Data excerpts -

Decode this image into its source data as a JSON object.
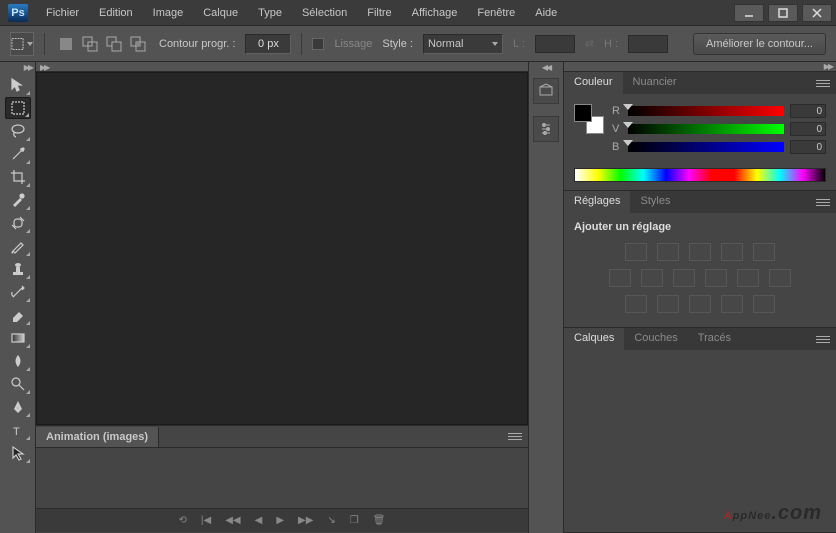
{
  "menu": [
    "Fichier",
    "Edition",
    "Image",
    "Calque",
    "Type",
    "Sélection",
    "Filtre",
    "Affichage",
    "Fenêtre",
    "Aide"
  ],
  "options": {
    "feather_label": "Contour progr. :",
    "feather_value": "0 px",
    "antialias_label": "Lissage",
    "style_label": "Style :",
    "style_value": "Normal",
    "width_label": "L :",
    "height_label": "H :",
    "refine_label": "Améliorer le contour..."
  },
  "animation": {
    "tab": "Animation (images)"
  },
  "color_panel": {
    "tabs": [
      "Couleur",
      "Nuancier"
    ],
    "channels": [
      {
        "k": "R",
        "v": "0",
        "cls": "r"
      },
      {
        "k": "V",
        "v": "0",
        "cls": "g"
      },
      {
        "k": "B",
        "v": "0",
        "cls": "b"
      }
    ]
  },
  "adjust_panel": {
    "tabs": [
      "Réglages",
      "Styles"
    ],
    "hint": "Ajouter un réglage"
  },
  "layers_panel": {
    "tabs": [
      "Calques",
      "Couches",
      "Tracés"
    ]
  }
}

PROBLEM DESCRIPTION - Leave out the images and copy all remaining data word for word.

RESPONSE -
Decode this image into its source data as a JSON object.
{
  "menu": [
    "Fichier",
    "Edition",
    "Image",
    "Calque",
    "Type",
    "Sélection",
    "Filtre",
    "Affichage",
    "Fenêtre",
    "Aide"
  ],
  "options": {
    "feather_label": "Contour progr. :",
    "feather_value": "0 px",
    "antialias_label": "Lissage",
    "style_label": "Style :",
    "style_value": "Normal",
    "width_label": "L :",
    "height_label": "H :",
    "refine_label": "Améliorer le contour..."
  },
  "animation": {
    "tab": "Animation (images)"
  },
  "color_panel": {
    "tabs": [
      "Couleur",
      "Nuancier"
    ],
    "channels": [
      {
        "k": "R",
        "v": "0",
        "cls": "r"
      },
      {
        "k": "V",
        "v": "0",
        "cls": "g"
      },
      {
        "k": "B",
        "v": "0",
        "cls": "b"
      }
    ]
  },
  "adjust_panel": {
    "tabs": [
      "Réglages",
      "Styles"
    ],
    "hint": "Ajouter un réglage"
  },
  "layers_panel": {
    "tabs": [
      "Calques",
      "Couches",
      "Tracés"
    ]
  }
}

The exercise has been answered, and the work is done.